TASK INSTRUCTIONS:
Report back every line of the entries that contains "Libraries", exactly as written.
== Segment start ==
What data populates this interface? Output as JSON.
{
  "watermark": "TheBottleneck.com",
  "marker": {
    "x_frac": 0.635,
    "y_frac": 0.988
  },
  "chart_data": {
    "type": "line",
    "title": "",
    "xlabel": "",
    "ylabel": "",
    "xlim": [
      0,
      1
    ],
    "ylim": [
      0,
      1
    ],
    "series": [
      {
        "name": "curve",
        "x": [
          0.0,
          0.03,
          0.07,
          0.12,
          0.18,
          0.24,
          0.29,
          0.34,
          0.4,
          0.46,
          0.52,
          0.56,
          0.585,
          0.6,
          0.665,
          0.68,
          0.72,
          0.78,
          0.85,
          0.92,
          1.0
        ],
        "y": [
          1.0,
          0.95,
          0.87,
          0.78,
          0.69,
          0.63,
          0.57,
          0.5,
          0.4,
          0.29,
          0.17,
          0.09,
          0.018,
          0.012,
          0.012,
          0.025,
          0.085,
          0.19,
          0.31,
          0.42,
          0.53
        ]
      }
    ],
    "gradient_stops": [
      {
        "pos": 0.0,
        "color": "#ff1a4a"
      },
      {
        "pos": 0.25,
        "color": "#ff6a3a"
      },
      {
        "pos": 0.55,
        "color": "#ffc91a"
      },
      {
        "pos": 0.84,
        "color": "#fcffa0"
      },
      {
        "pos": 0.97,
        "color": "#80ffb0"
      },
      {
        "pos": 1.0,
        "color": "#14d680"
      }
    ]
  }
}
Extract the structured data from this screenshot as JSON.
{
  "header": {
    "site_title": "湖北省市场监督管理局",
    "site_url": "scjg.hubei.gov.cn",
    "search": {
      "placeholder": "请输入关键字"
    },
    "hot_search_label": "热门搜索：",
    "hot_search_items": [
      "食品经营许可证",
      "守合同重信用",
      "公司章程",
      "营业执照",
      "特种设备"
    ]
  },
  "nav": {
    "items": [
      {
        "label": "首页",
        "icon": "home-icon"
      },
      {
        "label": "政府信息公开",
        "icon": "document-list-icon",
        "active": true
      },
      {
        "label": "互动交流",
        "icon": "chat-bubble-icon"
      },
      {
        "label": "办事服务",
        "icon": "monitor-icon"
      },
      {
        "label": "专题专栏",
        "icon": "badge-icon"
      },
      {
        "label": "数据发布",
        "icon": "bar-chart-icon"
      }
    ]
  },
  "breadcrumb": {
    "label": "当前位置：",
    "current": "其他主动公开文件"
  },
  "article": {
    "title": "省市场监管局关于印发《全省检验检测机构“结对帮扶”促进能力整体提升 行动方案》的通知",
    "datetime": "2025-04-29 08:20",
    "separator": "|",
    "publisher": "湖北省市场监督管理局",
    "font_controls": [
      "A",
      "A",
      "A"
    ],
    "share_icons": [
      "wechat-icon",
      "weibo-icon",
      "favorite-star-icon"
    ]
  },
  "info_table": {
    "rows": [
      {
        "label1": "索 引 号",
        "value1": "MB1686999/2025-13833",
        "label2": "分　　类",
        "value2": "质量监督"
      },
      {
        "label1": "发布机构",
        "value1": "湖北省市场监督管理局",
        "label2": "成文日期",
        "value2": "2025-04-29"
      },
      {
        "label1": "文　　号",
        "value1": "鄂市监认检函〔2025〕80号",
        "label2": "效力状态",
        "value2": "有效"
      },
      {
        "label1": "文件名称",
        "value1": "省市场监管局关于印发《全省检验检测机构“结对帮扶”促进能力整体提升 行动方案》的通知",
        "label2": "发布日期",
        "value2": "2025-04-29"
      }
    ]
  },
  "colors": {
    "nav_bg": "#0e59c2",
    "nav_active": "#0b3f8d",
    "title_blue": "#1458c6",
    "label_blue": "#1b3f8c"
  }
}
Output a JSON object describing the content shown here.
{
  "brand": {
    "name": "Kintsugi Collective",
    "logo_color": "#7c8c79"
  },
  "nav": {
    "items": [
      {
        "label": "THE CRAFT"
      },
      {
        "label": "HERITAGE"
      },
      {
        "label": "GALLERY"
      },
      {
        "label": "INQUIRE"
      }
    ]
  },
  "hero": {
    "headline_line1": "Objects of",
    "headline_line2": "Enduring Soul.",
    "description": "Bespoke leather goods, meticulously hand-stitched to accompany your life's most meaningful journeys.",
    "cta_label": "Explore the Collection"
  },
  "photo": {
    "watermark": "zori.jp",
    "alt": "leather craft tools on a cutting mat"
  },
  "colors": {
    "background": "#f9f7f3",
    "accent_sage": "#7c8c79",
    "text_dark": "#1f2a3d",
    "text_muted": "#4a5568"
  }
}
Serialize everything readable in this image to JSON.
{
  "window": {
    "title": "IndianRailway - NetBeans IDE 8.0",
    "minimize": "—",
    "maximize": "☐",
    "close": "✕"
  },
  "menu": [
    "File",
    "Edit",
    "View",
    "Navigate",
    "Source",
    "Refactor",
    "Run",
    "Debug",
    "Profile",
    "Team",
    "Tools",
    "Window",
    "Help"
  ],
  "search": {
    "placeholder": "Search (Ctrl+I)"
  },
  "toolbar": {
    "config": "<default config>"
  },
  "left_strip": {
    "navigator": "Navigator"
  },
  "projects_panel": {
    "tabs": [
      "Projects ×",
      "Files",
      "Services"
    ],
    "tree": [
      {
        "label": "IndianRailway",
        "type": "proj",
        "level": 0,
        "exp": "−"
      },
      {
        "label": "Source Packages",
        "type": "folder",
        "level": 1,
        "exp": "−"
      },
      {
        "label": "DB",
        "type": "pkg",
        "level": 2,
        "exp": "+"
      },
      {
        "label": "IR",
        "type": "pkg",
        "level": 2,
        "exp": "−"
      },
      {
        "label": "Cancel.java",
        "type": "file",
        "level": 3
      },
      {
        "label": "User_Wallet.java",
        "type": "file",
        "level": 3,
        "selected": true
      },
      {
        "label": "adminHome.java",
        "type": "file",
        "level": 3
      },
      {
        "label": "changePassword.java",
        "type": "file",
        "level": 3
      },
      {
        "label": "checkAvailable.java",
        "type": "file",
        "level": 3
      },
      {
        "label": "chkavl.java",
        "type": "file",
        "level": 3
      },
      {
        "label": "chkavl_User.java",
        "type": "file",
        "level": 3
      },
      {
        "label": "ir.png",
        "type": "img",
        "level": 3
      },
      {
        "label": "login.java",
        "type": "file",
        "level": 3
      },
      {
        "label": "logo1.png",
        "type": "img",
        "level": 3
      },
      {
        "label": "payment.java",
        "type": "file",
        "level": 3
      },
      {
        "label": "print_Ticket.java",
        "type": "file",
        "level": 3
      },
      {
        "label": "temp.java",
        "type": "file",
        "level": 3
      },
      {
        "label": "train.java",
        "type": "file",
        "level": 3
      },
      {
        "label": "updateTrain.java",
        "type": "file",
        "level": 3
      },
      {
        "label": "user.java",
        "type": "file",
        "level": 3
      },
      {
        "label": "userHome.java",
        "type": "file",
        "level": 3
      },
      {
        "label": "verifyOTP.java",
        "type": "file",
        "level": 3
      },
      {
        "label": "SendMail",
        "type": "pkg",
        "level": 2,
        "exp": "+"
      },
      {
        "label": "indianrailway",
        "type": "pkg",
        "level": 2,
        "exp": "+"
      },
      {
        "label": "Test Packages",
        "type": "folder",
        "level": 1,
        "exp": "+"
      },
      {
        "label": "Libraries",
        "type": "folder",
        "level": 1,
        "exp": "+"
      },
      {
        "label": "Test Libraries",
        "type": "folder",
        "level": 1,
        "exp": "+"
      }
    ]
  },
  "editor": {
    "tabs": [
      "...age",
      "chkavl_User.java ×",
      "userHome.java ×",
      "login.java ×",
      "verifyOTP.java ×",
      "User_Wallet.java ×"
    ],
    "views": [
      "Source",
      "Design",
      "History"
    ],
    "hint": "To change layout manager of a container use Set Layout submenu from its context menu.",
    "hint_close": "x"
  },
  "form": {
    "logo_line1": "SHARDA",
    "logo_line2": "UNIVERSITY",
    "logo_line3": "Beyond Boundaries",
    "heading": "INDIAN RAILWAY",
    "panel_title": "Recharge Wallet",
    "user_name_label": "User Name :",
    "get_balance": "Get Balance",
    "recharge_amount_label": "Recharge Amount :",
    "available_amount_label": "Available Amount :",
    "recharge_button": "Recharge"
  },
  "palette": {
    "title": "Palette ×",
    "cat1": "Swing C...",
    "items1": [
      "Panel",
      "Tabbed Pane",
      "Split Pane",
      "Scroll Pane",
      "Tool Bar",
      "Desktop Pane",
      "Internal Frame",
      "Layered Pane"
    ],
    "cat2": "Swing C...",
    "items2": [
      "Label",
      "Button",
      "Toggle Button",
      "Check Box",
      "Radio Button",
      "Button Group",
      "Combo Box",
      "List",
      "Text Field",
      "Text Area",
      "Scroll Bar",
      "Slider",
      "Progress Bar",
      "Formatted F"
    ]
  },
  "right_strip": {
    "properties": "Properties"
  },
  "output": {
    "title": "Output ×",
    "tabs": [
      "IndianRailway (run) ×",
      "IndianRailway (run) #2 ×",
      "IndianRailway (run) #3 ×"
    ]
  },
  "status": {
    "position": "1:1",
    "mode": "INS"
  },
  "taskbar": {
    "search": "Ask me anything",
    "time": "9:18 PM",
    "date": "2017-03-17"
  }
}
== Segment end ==
RESPONSE TO THE TASK:
        "label": "Libraries",
        "label": "Test Libraries",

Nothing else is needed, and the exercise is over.